Directions: Some lines of the records below include the word "process". Report how many, and write nothing besides the number.

Items from an interface collection

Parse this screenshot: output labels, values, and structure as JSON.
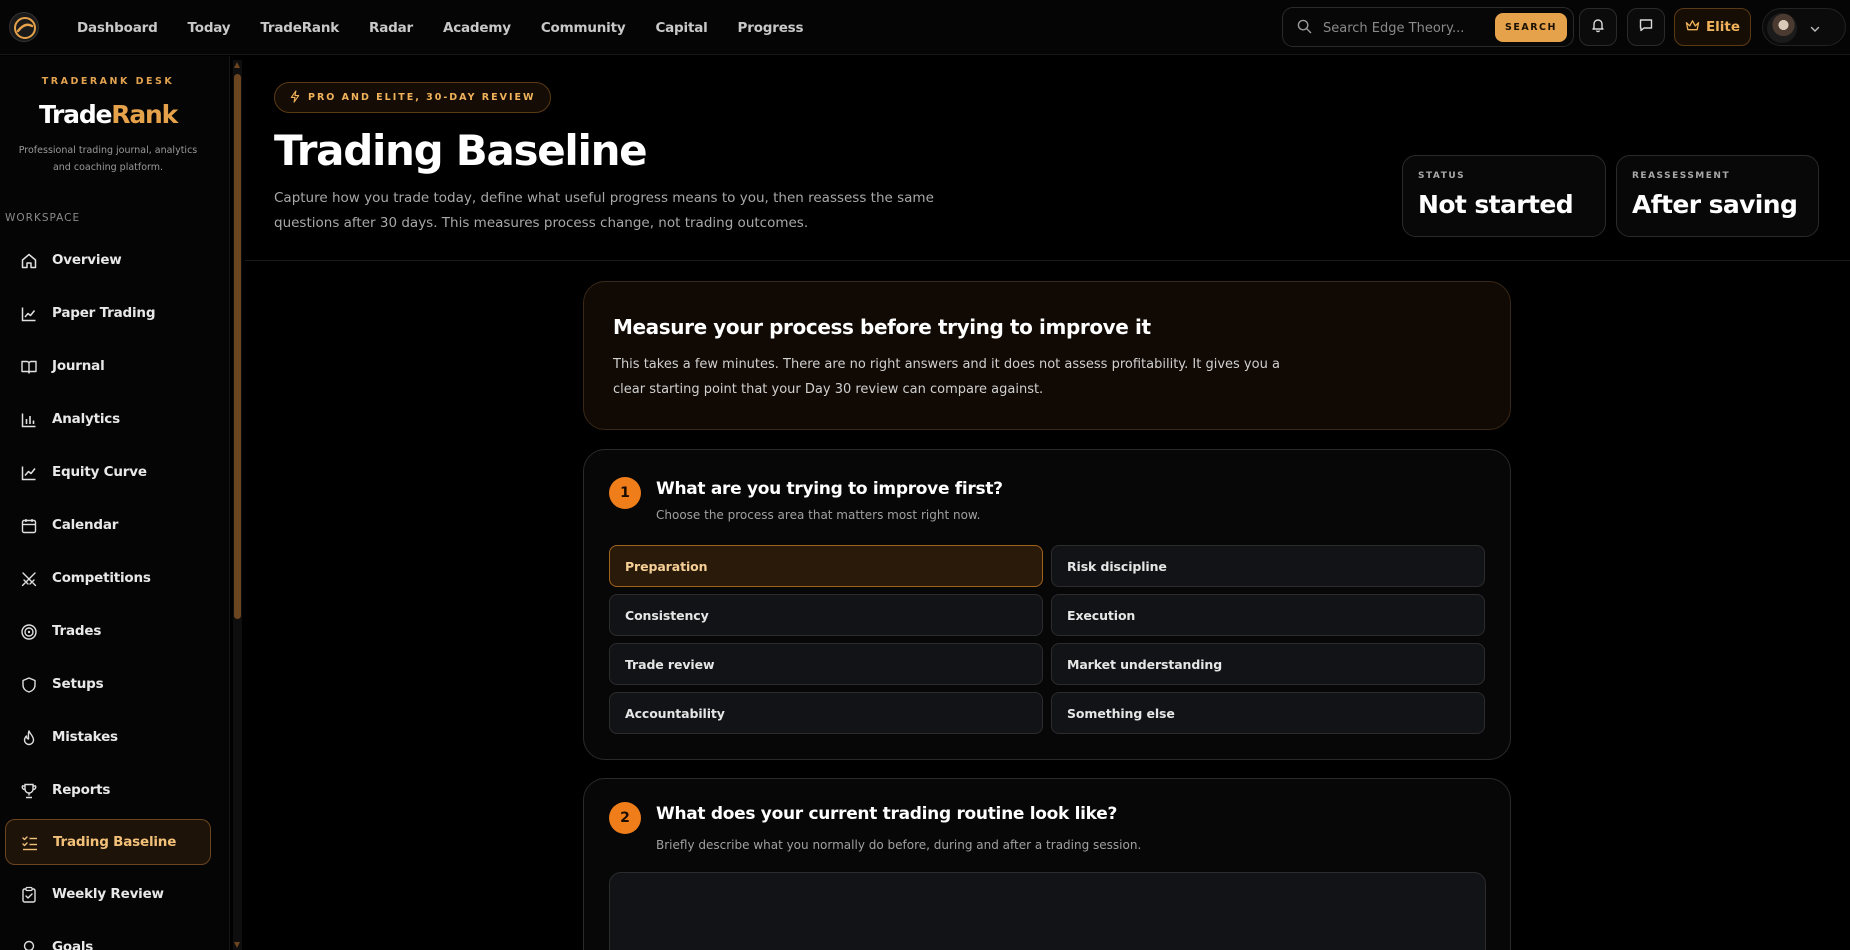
{
  "topbar": {
    "nav": [
      "Dashboard",
      "Today",
      "TradeRank",
      "Radar",
      "Academy",
      "Community",
      "Capital",
      "Progress"
    ],
    "search_placeholder": "Search Edge Theory...",
    "search_button": "SEARCH",
    "elite_label": "Elite"
  },
  "sidebar": {
    "desk_label": "TRADERANK DESK",
    "brand_part1": "Trade",
    "brand_part2": "Rank",
    "tagline": "Professional trading journal, analytics and coaching platform.",
    "section_label": "WORKSPACE",
    "items": [
      {
        "label": "Overview",
        "icon": "home-icon"
      },
      {
        "label": "Paper Trading",
        "icon": "line-chart-icon"
      },
      {
        "label": "Journal",
        "icon": "book-icon"
      },
      {
        "label": "Analytics",
        "icon": "bar-chart-icon"
      },
      {
        "label": "Equity Curve",
        "icon": "trend-icon"
      },
      {
        "label": "Calendar",
        "icon": "calendar-icon"
      },
      {
        "label": "Competitions",
        "icon": "swords-icon"
      },
      {
        "label": "Trades",
        "icon": "target-icon"
      },
      {
        "label": "Setups",
        "icon": "shield-icon"
      },
      {
        "label": "Mistakes",
        "icon": "flame-icon"
      },
      {
        "label": "Reports",
        "icon": "trophy-icon"
      },
      {
        "label": "Trading Baseline",
        "icon": "checklist-icon",
        "active": true
      },
      {
        "label": "Weekly Review",
        "icon": "clipboard-check-icon"
      },
      {
        "label": "Goals",
        "icon": "award-icon"
      }
    ]
  },
  "header": {
    "pill": "PRO AND ELITE, 30-DAY REVIEW",
    "title": "Trading Baseline",
    "description": "Capture how you trade today, define what useful progress means to you, then reassess the same questions after 30 days. This measures process change, not trading outcomes.",
    "status_label": "STATUS",
    "status_value": "Not started",
    "reassessment_label": "REASSESSMENT",
    "reassessment_value": "After saving"
  },
  "intro": {
    "title": "Measure your process before trying to improve it",
    "text": "This takes a few minutes. There are no right answers and it does not assess profitability. It gives you a clear starting point that your Day 30 review can compare against."
  },
  "question1": {
    "number": "1",
    "title": "What are you trying to improve first?",
    "subtitle": "Choose the process area that matters most right now.",
    "options": [
      "Preparation",
      "Risk discipline",
      "Consistency",
      "Execution",
      "Trade review",
      "Market understanding",
      "Accountability",
      "Something else"
    ],
    "selected": "Preparation"
  },
  "question2": {
    "number": "2",
    "title": "What does your current trading routine look like?",
    "subtitle": "Briefly describe what you normally do before, during and after a trading session."
  },
  "colors": {
    "accent": "#ee7d1a",
    "accent_light": "#e6a24a",
    "background": "#000000"
  }
}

Problem solution: 3